Task to complete - Find each line in the records below that contains the word "cataloged", and copy it out.

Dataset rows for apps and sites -
-------
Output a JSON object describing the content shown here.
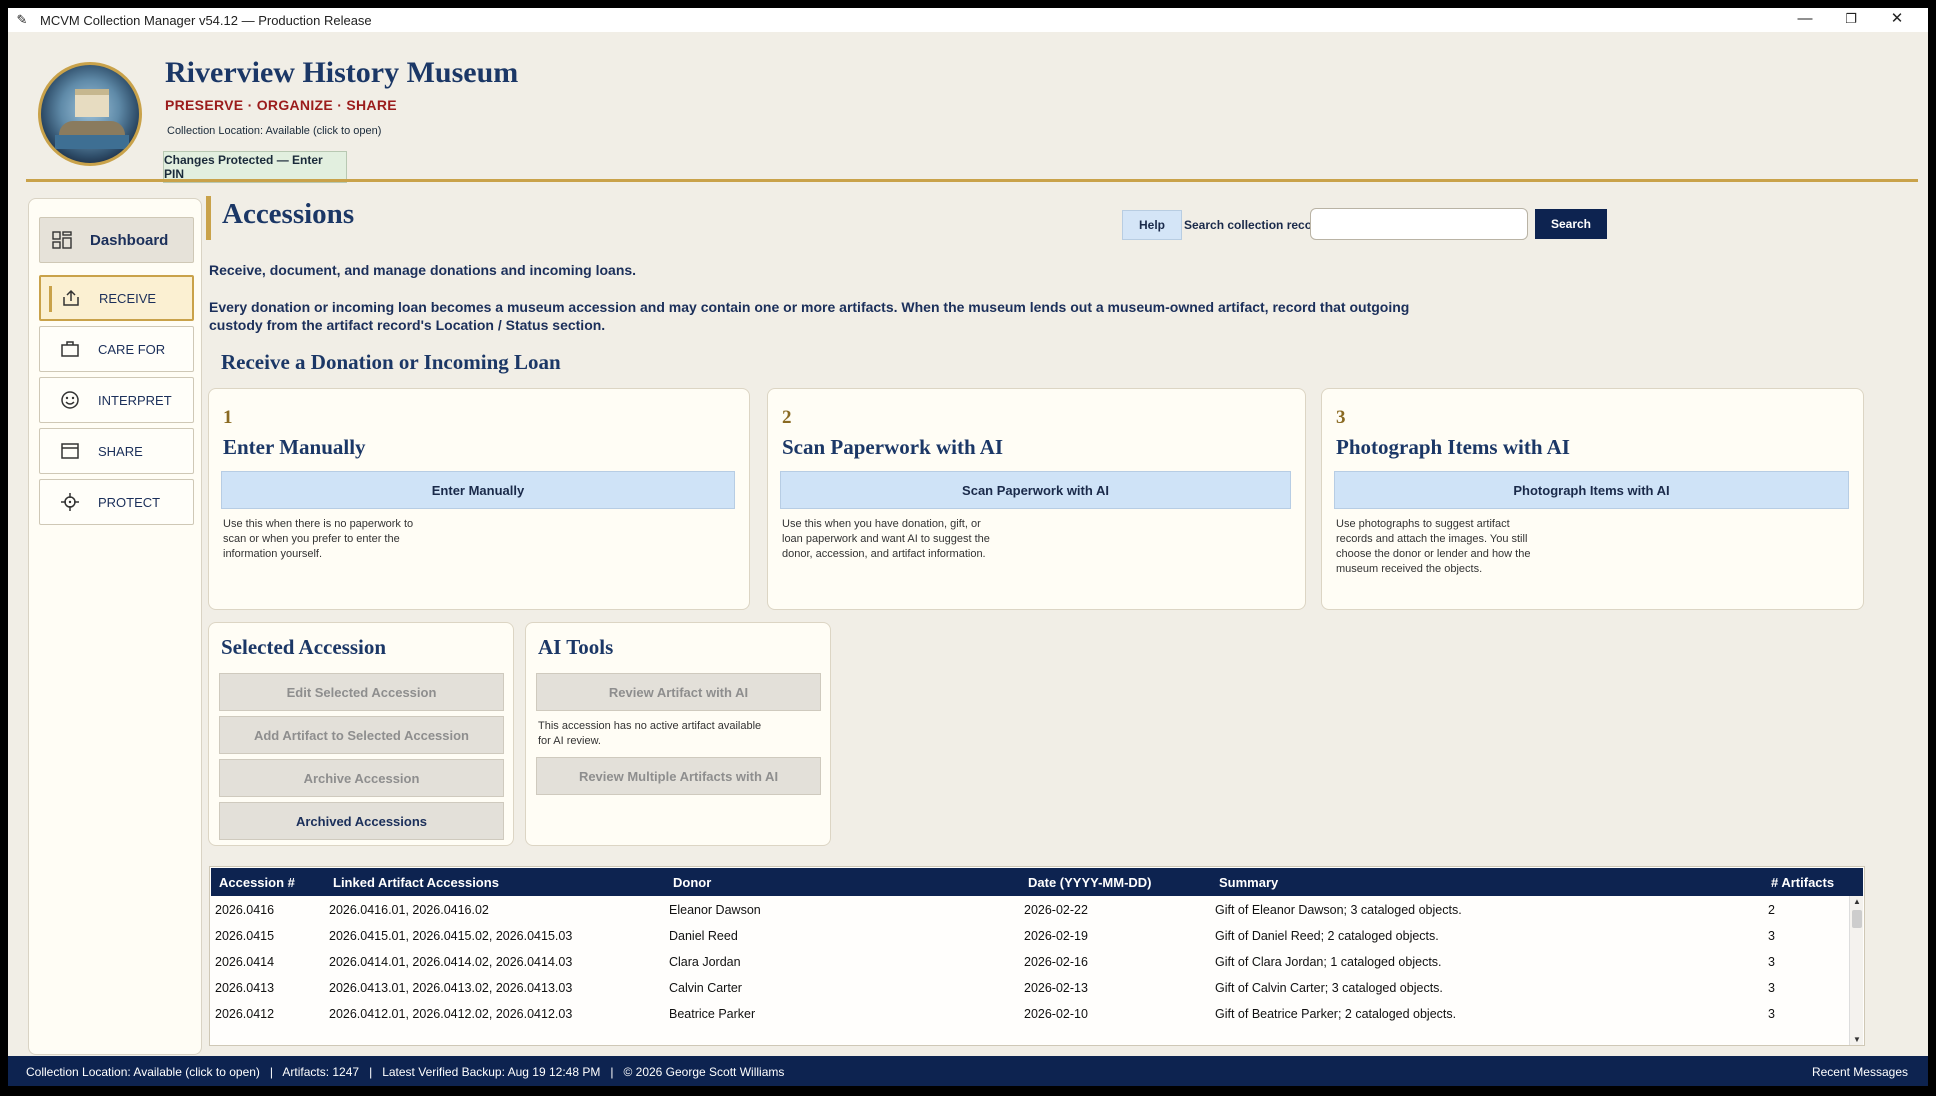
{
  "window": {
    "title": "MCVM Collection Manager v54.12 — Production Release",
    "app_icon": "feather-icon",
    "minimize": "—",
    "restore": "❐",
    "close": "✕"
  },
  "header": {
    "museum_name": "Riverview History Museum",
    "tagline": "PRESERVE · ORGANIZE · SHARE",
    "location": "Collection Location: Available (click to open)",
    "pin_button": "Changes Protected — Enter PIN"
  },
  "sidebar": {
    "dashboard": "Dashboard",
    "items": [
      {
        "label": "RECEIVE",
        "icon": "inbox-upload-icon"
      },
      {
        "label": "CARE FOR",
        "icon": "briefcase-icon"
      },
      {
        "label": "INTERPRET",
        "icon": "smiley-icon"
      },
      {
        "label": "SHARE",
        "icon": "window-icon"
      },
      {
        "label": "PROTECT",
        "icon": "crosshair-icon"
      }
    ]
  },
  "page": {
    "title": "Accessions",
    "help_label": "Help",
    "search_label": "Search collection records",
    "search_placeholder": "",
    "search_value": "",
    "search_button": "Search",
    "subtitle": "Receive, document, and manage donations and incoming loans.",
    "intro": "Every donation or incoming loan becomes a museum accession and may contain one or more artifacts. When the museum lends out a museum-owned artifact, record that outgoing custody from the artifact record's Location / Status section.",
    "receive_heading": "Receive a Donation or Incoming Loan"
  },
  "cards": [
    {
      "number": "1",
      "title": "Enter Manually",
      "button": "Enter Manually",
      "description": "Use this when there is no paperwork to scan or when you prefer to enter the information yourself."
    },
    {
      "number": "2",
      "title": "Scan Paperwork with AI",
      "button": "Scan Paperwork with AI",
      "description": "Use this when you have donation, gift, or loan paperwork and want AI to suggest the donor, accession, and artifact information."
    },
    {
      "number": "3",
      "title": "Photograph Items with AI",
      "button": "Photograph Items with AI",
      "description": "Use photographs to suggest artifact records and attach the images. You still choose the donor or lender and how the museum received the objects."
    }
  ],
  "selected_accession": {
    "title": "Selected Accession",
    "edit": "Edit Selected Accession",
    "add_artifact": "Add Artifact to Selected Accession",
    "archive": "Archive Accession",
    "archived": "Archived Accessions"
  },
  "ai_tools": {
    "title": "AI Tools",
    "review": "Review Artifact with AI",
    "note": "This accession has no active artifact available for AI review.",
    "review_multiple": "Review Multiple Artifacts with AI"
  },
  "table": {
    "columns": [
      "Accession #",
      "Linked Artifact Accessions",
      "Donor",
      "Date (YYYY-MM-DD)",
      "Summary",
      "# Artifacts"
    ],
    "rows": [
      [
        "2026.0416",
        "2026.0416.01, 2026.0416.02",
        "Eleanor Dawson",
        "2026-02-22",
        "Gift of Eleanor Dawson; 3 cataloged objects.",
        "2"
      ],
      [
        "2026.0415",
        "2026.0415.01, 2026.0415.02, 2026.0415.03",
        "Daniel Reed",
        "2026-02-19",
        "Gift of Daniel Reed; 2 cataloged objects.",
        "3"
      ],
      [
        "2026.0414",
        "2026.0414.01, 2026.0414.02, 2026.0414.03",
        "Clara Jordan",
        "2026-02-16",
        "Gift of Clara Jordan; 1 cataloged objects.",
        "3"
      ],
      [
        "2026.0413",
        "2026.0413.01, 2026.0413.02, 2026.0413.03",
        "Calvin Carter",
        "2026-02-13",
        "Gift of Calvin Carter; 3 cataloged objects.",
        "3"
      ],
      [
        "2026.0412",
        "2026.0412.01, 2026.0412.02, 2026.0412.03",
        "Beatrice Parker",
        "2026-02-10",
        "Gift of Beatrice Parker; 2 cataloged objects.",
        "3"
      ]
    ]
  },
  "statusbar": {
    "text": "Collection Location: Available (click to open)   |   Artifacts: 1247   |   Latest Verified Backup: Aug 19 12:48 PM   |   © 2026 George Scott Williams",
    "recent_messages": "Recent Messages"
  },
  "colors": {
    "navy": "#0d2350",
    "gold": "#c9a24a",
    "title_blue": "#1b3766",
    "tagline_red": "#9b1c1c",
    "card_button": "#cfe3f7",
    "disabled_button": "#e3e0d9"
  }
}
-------
Written answer -
        "Gift of Eleanor Dawson; 3 cataloged objects.",
        "Gift of Daniel Reed; 2 cataloged objects.",
        "Gift of Clara Jordan; 1 cataloged objects.",
        "Gift of Calvin Carter; 3 cataloged objects.",
        "Gift of Beatrice Parker; 2 cataloged objects.",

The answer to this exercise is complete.